▶ **Listed records**:

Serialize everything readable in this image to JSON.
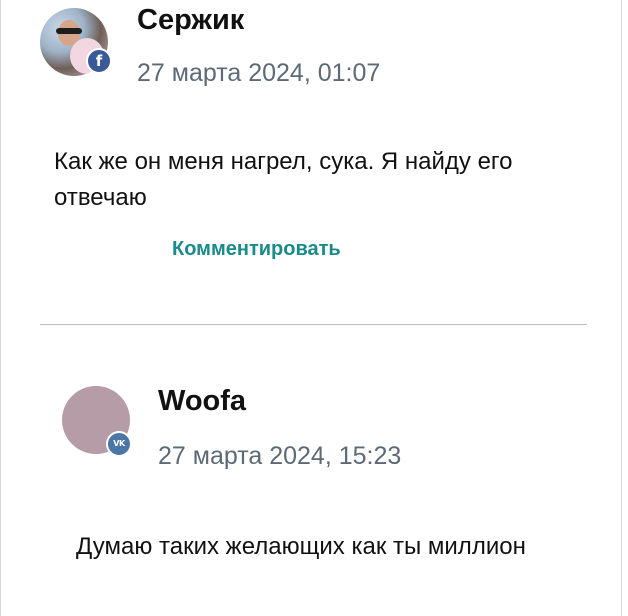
{
  "comments": [
    {
      "author": "Сержик",
      "network_icon": "facebook-icon",
      "network_label": "f",
      "date": "27 марта 2024, 01:07",
      "text": "Как же он меня нагрел, сука. Я найду его отвечаю",
      "action_label": "Комментировать"
    },
    {
      "author": "Woofa",
      "network_icon": "vk-icon",
      "network_label": "VK",
      "date": "27 марта 2024, 15:23",
      "text": "Думаю таких желающих как ты миллион"
    }
  ],
  "colors": {
    "action": "#1a8a8a",
    "date": "#5d6a76",
    "facebook": "#3b5998",
    "vk": "#4a76a8",
    "avatar_plain": "#b59ca7"
  }
}
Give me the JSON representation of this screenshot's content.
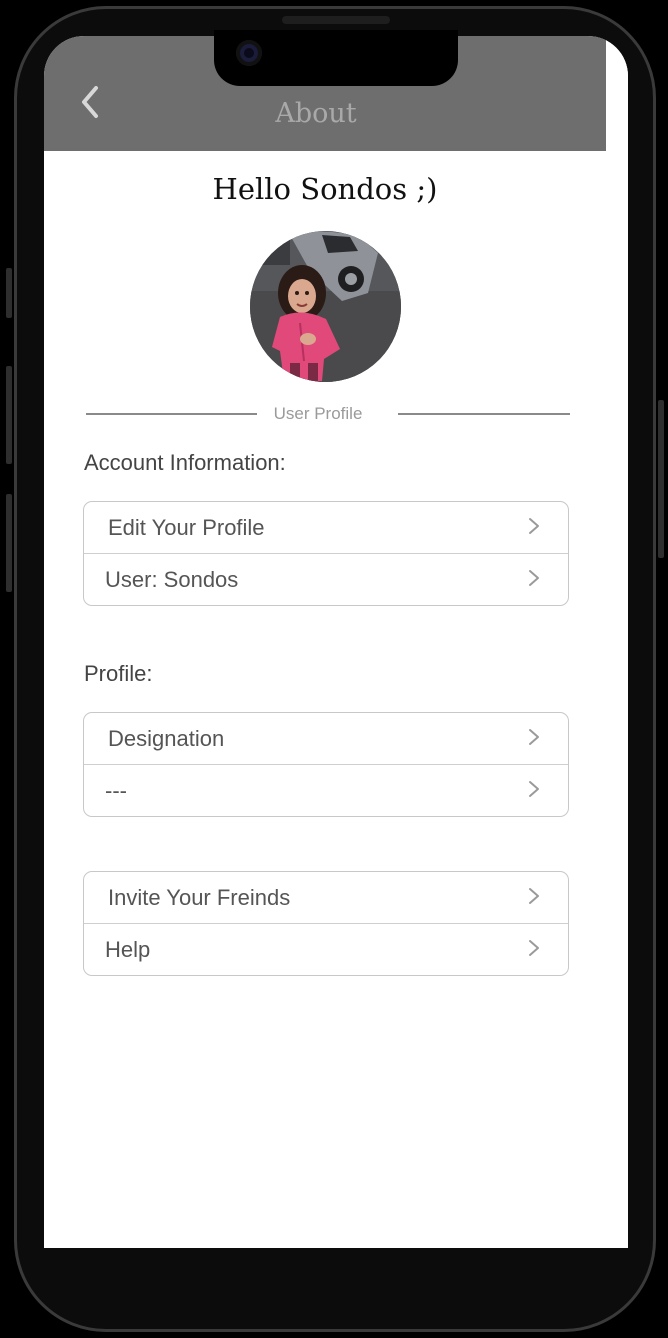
{
  "header": {
    "title": "About",
    "background": "#6e6e6e",
    "back_icon": "chevron-left-icon"
  },
  "greeting": "Hello Sondos ;)",
  "avatar": {
    "description_icon": "profile-photo"
  },
  "divider": {
    "label": "User Profile"
  },
  "sections": {
    "account": {
      "label": "Account Information:",
      "rows": [
        {
          "label": "Edit Your Profile"
        },
        {
          "label": "User: Sondos"
        }
      ]
    },
    "profile": {
      "label": "Profile:",
      "rows": [
        {
          "label": "Designation"
        },
        {
          "label": "---"
        }
      ]
    },
    "more": {
      "rows": [
        {
          "label": "Invite Your Freinds"
        },
        {
          "label": "Help"
        }
      ]
    }
  },
  "row_icon": "chevron-right-icon"
}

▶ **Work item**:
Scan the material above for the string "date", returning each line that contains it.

▶ **Result**:
      "date": "27 марта 2024, 01:07",
      "date": "27 марта 2024, 15:23",
    "date": "#5d6a76",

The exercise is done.